June 27, 2017
The dust has yet to settle from the election, and political uncertainty is the new normal. However whatever direction the next six months and the emerging government takes, the fundamentals affecting charities – increased demand, pressure on individual donations, reduced funding from a squeezed public sector – still need to be tackled.
This is affecting different charities in different ways, but in our recent research with the NPC it showed that few will be immune. At our recent launch event one Charity summed up the mood well “there is no point waiting until a month before money runs out to start changing. It’s too late then.”
Other sectors have, of course, already faced this kind of challenge; the public sector and local government in particular, are some years into reduced budgets and increased demand. There are lessons to be learned from what others did well – or got wrong – which can be applied to the charitable sector.
We are launching our thought piece – No More Small Change this month (watch this space) – which summarises our viewpoint on what we see changing for charities and, importantly, how this change can be given the best chance of success.
So what will this mean for charities?
Diversification and prioritisation of services - simply chasing more revenue by doing more is not a sustainable answer. Charities need to identify their strategic priorities and then challenge which services and capabilities truly align to this. There can be movement into new areas and services, but this really needs to be coupled to withdrawing from others. A charity should always be able to answer – what is it we are really good at?
Looking Across the charity at income, efficiency and commerciality – Optimising income is not necessarily just about trying to get more in, but applying a more commercial mind-set across the charity. What investment is needed to generate the return? How many services or other offers can we sensibly manage? What makes us truly distinctive as an organisation as opposed to doing things in a ways that we always have? These kinds of questions aren’t always popular but help make decisions about what really matters. A much loved, but ultimately peripheral service which isn’t delivering for beneficiaries and recipients can survive in the good times but maybe isn’t the priority when belts are being tightened.

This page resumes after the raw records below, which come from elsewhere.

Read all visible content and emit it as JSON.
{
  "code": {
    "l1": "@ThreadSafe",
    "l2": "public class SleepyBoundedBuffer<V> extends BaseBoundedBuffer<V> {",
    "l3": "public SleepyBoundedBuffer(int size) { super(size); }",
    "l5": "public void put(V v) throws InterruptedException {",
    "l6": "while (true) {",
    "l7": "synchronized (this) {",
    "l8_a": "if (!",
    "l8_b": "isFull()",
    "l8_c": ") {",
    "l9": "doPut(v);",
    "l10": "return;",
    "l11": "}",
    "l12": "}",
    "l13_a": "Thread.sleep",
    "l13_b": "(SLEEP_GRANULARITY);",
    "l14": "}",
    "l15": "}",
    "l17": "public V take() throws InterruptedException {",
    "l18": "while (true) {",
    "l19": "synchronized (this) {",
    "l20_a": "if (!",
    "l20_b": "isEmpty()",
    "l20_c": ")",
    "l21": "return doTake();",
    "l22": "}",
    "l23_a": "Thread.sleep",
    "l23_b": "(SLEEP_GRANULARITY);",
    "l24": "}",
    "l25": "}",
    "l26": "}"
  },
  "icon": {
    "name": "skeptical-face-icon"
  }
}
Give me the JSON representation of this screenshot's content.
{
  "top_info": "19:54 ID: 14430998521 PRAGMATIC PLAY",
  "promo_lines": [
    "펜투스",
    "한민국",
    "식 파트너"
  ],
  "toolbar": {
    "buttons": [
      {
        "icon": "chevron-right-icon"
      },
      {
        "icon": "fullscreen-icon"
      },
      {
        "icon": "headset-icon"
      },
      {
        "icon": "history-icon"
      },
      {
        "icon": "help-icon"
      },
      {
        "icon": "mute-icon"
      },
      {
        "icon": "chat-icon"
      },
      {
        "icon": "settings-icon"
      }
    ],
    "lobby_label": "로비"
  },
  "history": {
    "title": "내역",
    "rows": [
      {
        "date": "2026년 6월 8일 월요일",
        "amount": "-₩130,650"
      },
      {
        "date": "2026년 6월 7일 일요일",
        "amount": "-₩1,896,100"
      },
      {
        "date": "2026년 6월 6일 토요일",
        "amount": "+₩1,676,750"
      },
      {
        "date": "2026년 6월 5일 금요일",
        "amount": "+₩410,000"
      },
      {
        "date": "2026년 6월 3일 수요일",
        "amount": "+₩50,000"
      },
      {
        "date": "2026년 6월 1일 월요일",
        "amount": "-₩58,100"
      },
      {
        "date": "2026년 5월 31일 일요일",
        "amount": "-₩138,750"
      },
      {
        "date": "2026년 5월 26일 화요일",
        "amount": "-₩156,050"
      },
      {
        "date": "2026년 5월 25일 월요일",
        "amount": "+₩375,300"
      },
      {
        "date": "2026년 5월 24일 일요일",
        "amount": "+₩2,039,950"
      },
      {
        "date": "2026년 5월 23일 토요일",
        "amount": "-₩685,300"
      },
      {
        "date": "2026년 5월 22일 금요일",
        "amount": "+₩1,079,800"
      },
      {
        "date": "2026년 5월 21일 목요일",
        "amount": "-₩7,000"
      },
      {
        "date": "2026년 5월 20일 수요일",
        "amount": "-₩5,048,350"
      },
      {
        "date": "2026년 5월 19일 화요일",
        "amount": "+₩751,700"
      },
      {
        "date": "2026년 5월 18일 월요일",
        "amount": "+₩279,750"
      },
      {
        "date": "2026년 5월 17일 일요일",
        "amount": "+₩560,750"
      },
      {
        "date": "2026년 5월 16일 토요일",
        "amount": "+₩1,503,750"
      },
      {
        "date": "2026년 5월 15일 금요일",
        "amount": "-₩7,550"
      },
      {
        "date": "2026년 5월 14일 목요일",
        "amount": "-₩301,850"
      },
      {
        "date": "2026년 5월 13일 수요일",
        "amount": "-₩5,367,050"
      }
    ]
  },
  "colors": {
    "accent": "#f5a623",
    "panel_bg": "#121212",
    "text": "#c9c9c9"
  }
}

Increased collaboration and partnerships – We have been hearing the adage, ‘there are too many charities and lots will merge’ for years now. The reality is that there are many other ways for charities to collaborate and we see this accelerating in the coming year. Collaboration has perhaps not progressed given charities’ fears of diluting their own brands or losing control. But this comes at a higher cost for services, even in areas where a few charities seek to be distinctive. Charities may follow their public sector counterparts in looking to collaborate in investments like IT platforms or sharing some functions across organisational boundaries.
Embracing digital services - The potential of technology can be a cliché in today’s environment, however the transformative impact of the cloud, social, mobile and analytic advances of recent times is there to be seen. The opportunities from technology need to be coupled with a real digital mind set across the whole of the Charity. A digital plan should not be stand-alone – but be embedded throughout the whole organisation’s plan. Across generations we are banking, holidaying, shopping and networking online in ways that public and third sector organisations have struggled to match. The charities that successfully keep pace with the revolution, using digital to reshape their services to beneficiaries, improving the volunteer journey and using analytics across the organisation will get the same disproportionate rewards. Who will be the Amazon, Uber or Googles of the third sector?
Next week we will cover how charities can deliver the change that is coming.